Mary McLeod Bethune Memorial
Placed on the site in 1974, the Robert Berks bronze features McLeod Bethune and two young children playing. Bethune was an advisor to Franklin & Eleanor Roosevelt, founder of Bethune-Cookman College in Florida, and a legendary civil rights advocate working on behalf of children of color throughout the United States.
The Bronze monument in Lincoln Park is the work of Robert Berks, whose other sculpture in the city include the Albert Einstein Memorial at the National Academy of Sciences, and the statue of JFK in the main lobby of the Kennedy Center. The sculpture itself is ringed with bronze casts of her final will & testament, the text reads:
“I leave you love. I leave you hope. I leave you the challenge of developing confidence in one another. I leave you a thirst for education. I leave you a respect for the use of power. I leave you faith. I leave you racial dignity. I leave you a desire to live harmoniously with your fellow men. I leave you, finally, a responsibility to our young people.”
What I love about this monument is its rough-hewn sincerity. So many monuments in DC are polished to a high sheen, every surface smooth. Marble & Granite ground to silken smoothness. The stone-embossed concrete, Berks’ almost brutalist lack of a smooth edge.
In 1874, 100 years before the Bethune Memorial would be erected on the eastern edge of Lincoln Park, the Western Sanitary Commission built the Emanicipation Monument. They titled it the Freedman’s Memorial to Abraham Lincoln, and began to raise money to have it built in Washington. They began, according to the press accounts, with $5 donated by a former slave. Rodney Young from American University may have said it best, “In many ways, it exemplified and reflected the hopes, dreams, striving, and ultimate failures of reconstruction.”
The monument itself looks, well, a friend of mine said, upon seeing the photo above, “Wow, way to make Abraham Lincoln look like a gay pimpdaddy slavedriver!” You can’t miss all manner of post-Civil War symbolism of the Great White Liberator freeing the Helpless Savage from bondage. I felt the whole thing was patronizing.
But, well, perhaps that’s par or the course for the Western Sanitary Commission, a charitable organization founded as a War Relief Effort for the Civil War. A predominantly white upper-class organization that advertised for donations as early as the early 1860s for war relief, based out of Saint Louis.

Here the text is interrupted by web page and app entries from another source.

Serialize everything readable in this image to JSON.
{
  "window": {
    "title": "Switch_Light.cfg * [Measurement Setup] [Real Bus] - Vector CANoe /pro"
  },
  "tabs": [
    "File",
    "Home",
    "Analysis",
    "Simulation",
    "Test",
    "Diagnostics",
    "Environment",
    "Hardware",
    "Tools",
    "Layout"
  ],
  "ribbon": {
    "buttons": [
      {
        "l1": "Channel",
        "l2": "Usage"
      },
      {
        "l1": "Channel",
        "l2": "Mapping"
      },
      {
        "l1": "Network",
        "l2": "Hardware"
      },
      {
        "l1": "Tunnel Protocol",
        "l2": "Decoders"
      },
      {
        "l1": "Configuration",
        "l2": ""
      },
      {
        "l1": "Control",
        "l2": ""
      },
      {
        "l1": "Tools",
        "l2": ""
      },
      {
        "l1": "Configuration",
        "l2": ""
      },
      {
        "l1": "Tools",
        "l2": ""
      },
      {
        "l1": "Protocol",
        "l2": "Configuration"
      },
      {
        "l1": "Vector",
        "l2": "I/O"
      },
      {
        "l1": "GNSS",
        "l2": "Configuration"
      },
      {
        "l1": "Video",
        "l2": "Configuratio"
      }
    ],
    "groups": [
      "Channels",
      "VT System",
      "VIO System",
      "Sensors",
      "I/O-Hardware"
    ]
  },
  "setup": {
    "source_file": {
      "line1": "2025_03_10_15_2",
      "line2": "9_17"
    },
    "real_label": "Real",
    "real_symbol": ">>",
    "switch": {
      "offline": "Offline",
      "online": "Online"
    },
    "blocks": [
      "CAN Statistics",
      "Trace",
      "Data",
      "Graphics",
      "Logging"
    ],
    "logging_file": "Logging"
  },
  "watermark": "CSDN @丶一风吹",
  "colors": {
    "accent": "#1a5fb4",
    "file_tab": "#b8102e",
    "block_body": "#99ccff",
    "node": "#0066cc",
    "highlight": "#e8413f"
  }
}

The design that sits today in Lincoln Park is actually the second design. The original would’ve been much more impressive, I think, and included Lincoln on a Pedestal, surrounded by African American Soldiers from the North. However, it was nixed due to cost.
The two monuments represent two very different views of African American contribution to American society, and the difference of 100 years couldn’t be more clear between them. While aesthetically, the Emancipation Monument is more pleasing to my eye, thematically the Bethune Memorial is a more appropriate and fitting piece for the District.
Monumental is a bi-weekly feature covering the various monuments and decorations of Washington DC. If you’d like to suggest a monument for exploration, please email tom at welovedc dot com.